HOW TO COMPLETE THIS TASK: Number of lines below with "reset": work it out and reply with that number only.

TASK DATA:

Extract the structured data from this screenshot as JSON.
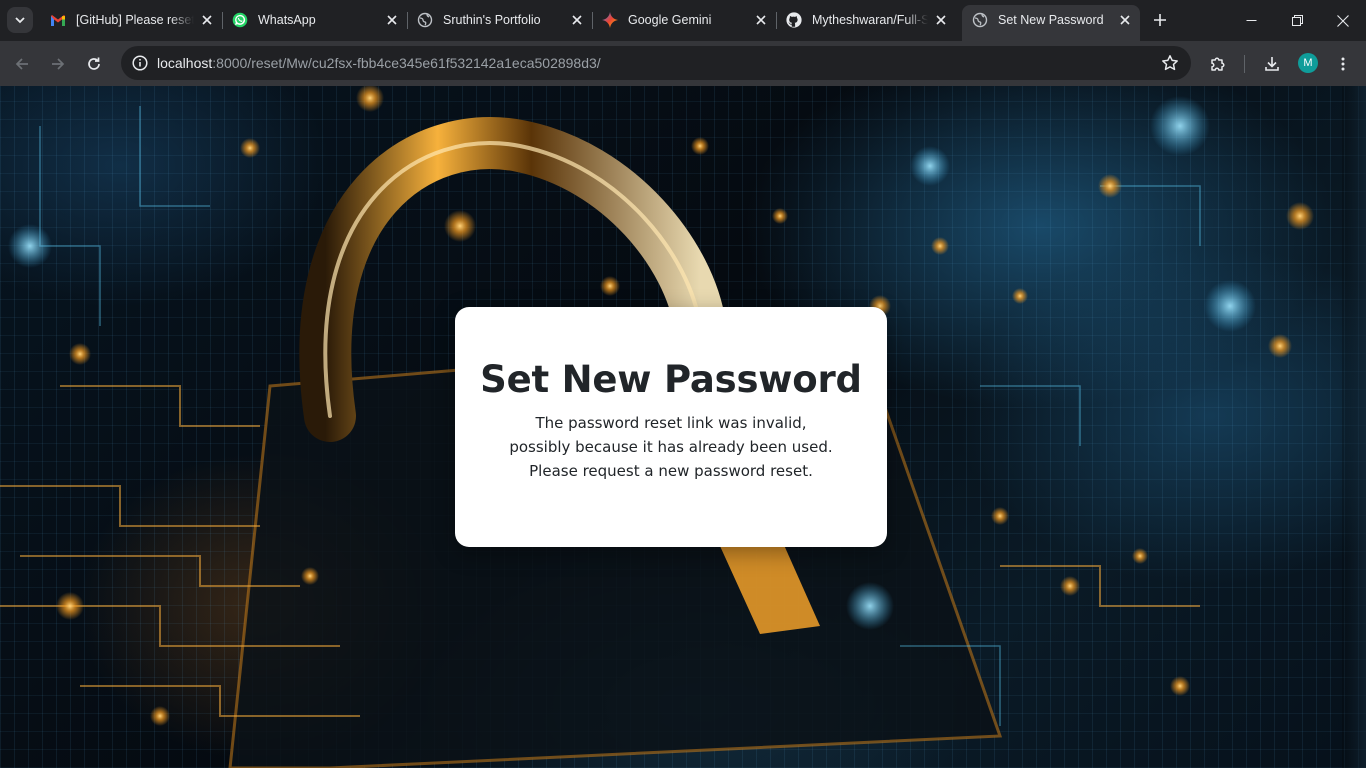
{
  "browser": {
    "tabs": [
      {
        "title": "[GitHub] Please reset",
        "icon": "gmail-icon"
      },
      {
        "title": "WhatsApp",
        "icon": "whatsapp-icon"
      },
      {
        "title": "Sruthin's Portfolio",
        "icon": "globe-icon"
      },
      {
        "title": "Google Gemini",
        "icon": "gemini-icon"
      },
      {
        "title": "Mytheshwaran/Full-S",
        "icon": "github-icon"
      },
      {
        "title": "Set New Password",
        "icon": "globe-icon",
        "active": true
      }
    ],
    "address_bar": {
      "host": "localhost",
      "path": ":8000/reset/Mw/cu2fsx-fbb4ce345e61f532142a1eca502898d3/"
    },
    "profile_initial": "M"
  },
  "page": {
    "title": "Set New Password",
    "message": "The password reset link was invalid, possibly because it has already been used. Please request a new password reset."
  },
  "colors": {
    "card_background": "#ffffff",
    "text": "#212529",
    "avatar": "#0f9d9a",
    "lock_glow": "#f5a623"
  }
}
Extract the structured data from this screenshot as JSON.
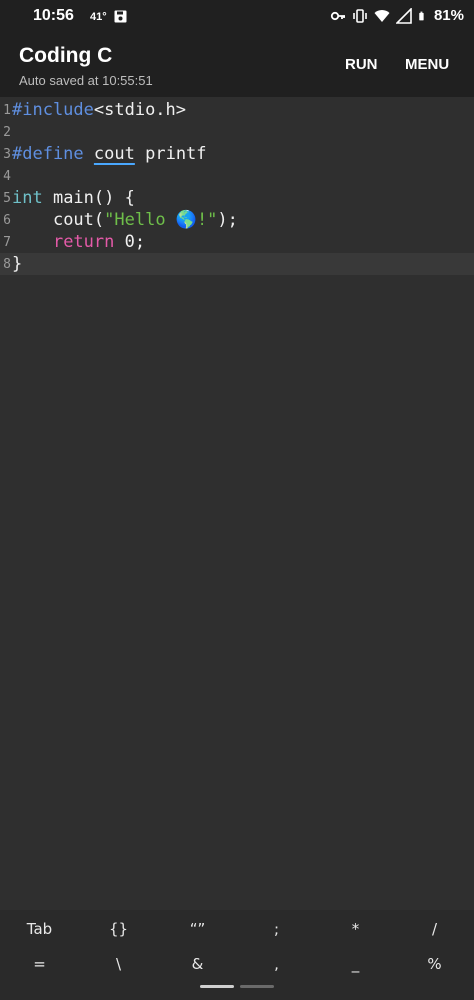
{
  "status_bar": {
    "time": "10:56",
    "temperature": "41°",
    "battery": "81%",
    "icons": [
      "save-icon",
      "key-icon",
      "vibrate-icon",
      "wifi-icon",
      "signal-icon",
      "battery-icon"
    ]
  },
  "app_bar": {
    "title": "Coding C",
    "subtitle": "Auto saved at 10:55:51",
    "run_label": "RUN",
    "menu_label": "MENU"
  },
  "editor": {
    "line_numbers": [
      "1",
      "2",
      "3",
      "4",
      "5",
      "6",
      "7",
      "8"
    ],
    "active_line": 8,
    "lines": {
      "l1_directive": "#include",
      "l1_header": "<stdio.h>",
      "l3_directive": "#define",
      "l3_macro": "cout",
      "l3_value": "printf",
      "l5_type": "int",
      "l5_rest": " main() {",
      "l6_indent": "    ",
      "l6_func": "cout(",
      "l6_string": "\"Hello 🌎!\"",
      "l6_end": ");",
      "l7_indent": "    ",
      "l7_keyword": "return",
      "l7_rest": " 0;",
      "l8_brace": "}"
    }
  },
  "keyboard_bar": {
    "row1": [
      "Tab",
      "{}",
      "“”",
      ";",
      "*",
      "/"
    ],
    "row2": [
      "=",
      "\\",
      "&",
      ",",
      "_",
      "%"
    ]
  }
}
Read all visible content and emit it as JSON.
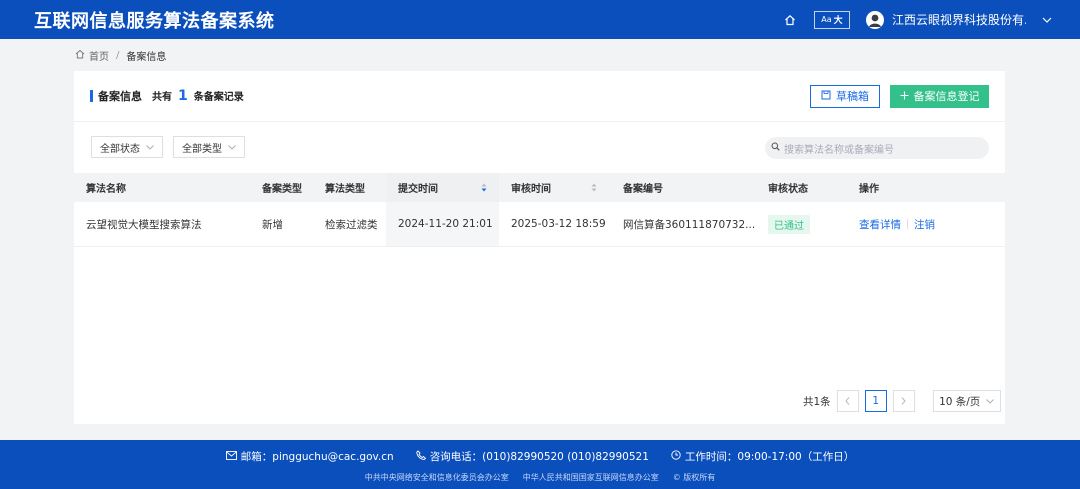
{
  "header": {
    "title": "互联网信息服务算法备案系统",
    "font_btn_small": "Aa",
    "font_btn_big": "大",
    "user_name": "江西云眼视界科技股份有..."
  },
  "breadcrumb": {
    "home": "首页",
    "separator": "/",
    "current": "备案信息"
  },
  "card": {
    "title": "备案信息",
    "total_prefix": "共有",
    "total_count": "1",
    "total_suffix": "条备案记录",
    "draft_button": "草稿箱",
    "register_button": "备案信息登记"
  },
  "filters": {
    "status": "全部状态",
    "type": "全部类型",
    "search_placeholder": "搜索算法名称或备案编号"
  },
  "table": {
    "headers": [
      "算法名称",
      "备案类型",
      "算法类型",
      "提交时间",
      "审核时间",
      "备案编号",
      "审核状态",
      "操作"
    ],
    "rows": [
      {
        "name": "云望视觉大模型搜索算法",
        "record_type": "新增",
        "algo_type": "检索过滤类",
        "submit_time": "2024-11-20 21:01",
        "review_time": "2025-03-12 18:59",
        "record_no": "网信算备360111870732...",
        "status": "已通过",
        "action_view": "查看详情",
        "action_cancel": "注销"
      }
    ]
  },
  "pagination": {
    "total": "共1条",
    "current_page": "1",
    "page_size": "10 条/页"
  },
  "footer": {
    "email": "邮箱：pingguchu@cac.gov.cn",
    "phone": "咨询电话：(010)82990520   (010)82990521",
    "hours": "工作时间：09:00-17:00（工作日）",
    "org1": "中共中央网络安全和信息化委员会办公室",
    "org2": "中华人民共和国国家互联网信息办公室",
    "copyright": "版权所有"
  },
  "colors": {
    "primary": "#0b4fbd",
    "accent": "#1a6ae6",
    "success": "#33c08a"
  }
}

WRITTEN RESPONSE: 3